Phantom studies of micro-impulse radar detection of cranial hematomas
Traumatic brain injury (TBI) is a serious health problem that can lead to permanent disability or death. A TBI may cause two major types of intra-cranial hemorrhage: subdural hematoma (SDH) and epidural hematoma (EDH). Subdural hematomas are the most common. Acute SDH/EDHs are associated with a high mortality rate, thus requiring immediate surgical treatment. Complications due to an SDH/EDH include seizures, temporary or permanent numbness, dizziness, headaches, coma, and death. The Glasgow Coma Scale (GCS) is the most commonly used method of diagnosis to determine if a person needs to be hospitalized to test for the presence of an SDH/EDH. Current technologies, computer tomography (CT) scans and magnetic resonance imaging (MRI), to detect an SDH/EDH require the patient to be hospitalized. Lawrence Livermore National Laboratory currently is developing a portable device that uses micro-power impulse radar (MIR) to help in the rapid detection of SDH/EDHs. The device, which is currently undergoing clinical trials, has successfully detected a large EDH. This thesis describes a phantom study performed to determine the possibility of detecting an intracranial hematoma as small as 1 cc using the device. If a small hematoma is diagnosed, the device would allow for constant monitoring for further volume growth.
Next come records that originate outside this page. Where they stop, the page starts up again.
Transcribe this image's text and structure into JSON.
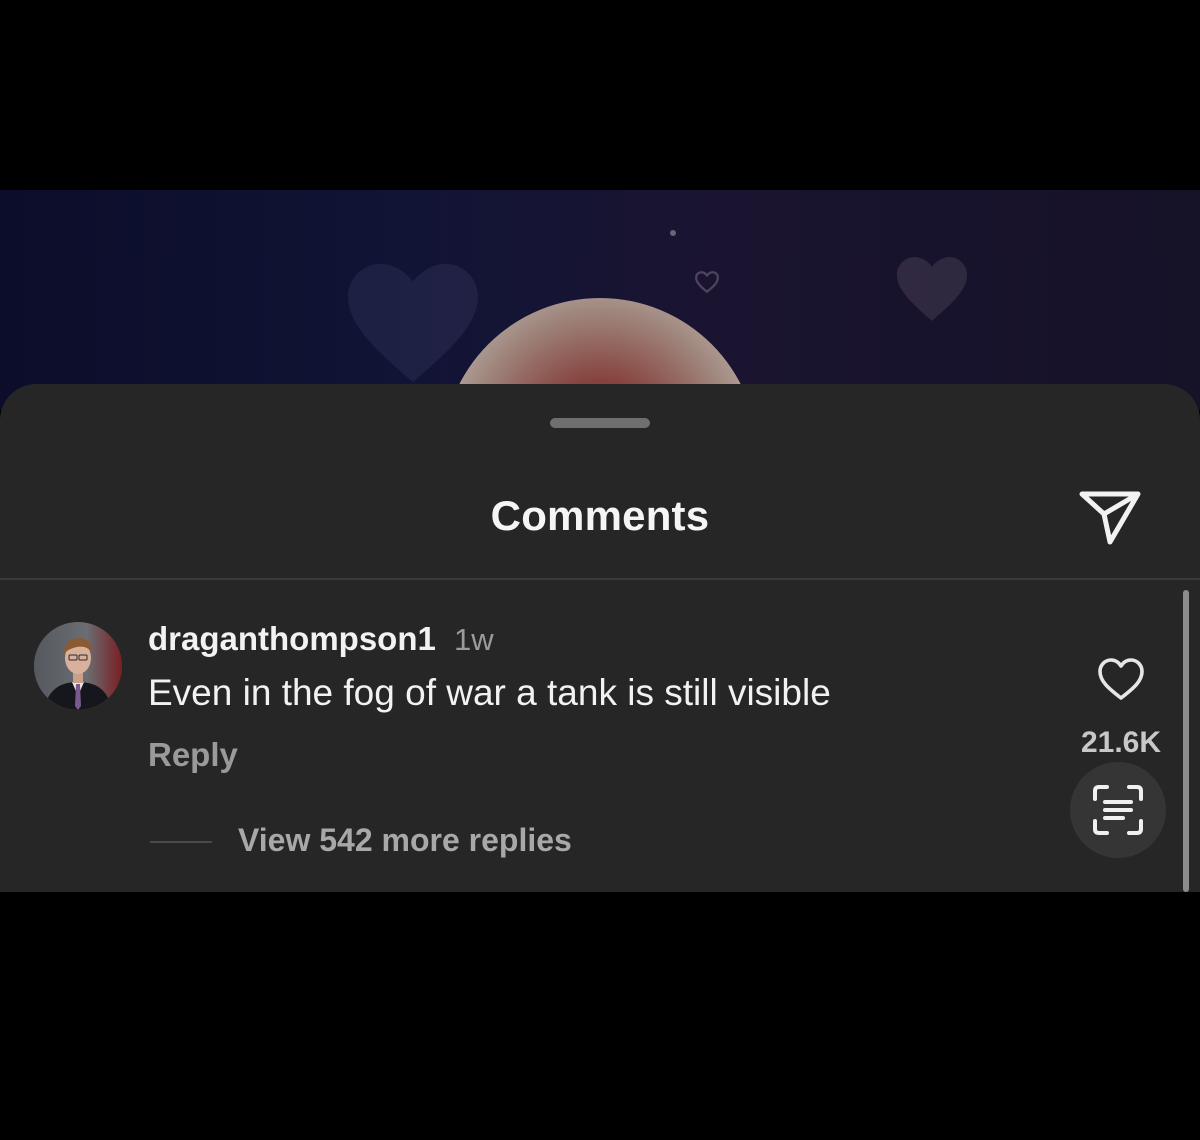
{
  "sheet": {
    "title": "Comments"
  },
  "comment": {
    "username": "draganthompson1",
    "timestamp": "1w",
    "text": "Even in the fog of war a tank is still visible",
    "reply_label": "Reply",
    "like_count": "21.6K",
    "view_replies_label": "View 542 more replies"
  },
  "icons": {
    "send": "send-icon",
    "like": "heart-icon",
    "scan": "text-scan-icon"
  },
  "colors": {
    "sheet_background": "#262626",
    "primary_text": "#f2f2f2",
    "secondary_text": "#9a9a9a"
  }
}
A bench top experiment used porcine brain tissue, blood, and the upper portion of a human skull to simulate a human head. A latex pouch containing blood was used to simulate an intracranial hematoma. The data obtained showed that the hematoma detector was able to detect an SDH as small as 1 cc. The hematoma volume was incremented in volume to observe the effects it had on the return signal. It was observed that as the hematoma volume was increased, the detected return signal amplitude was altered in a non-linear manner.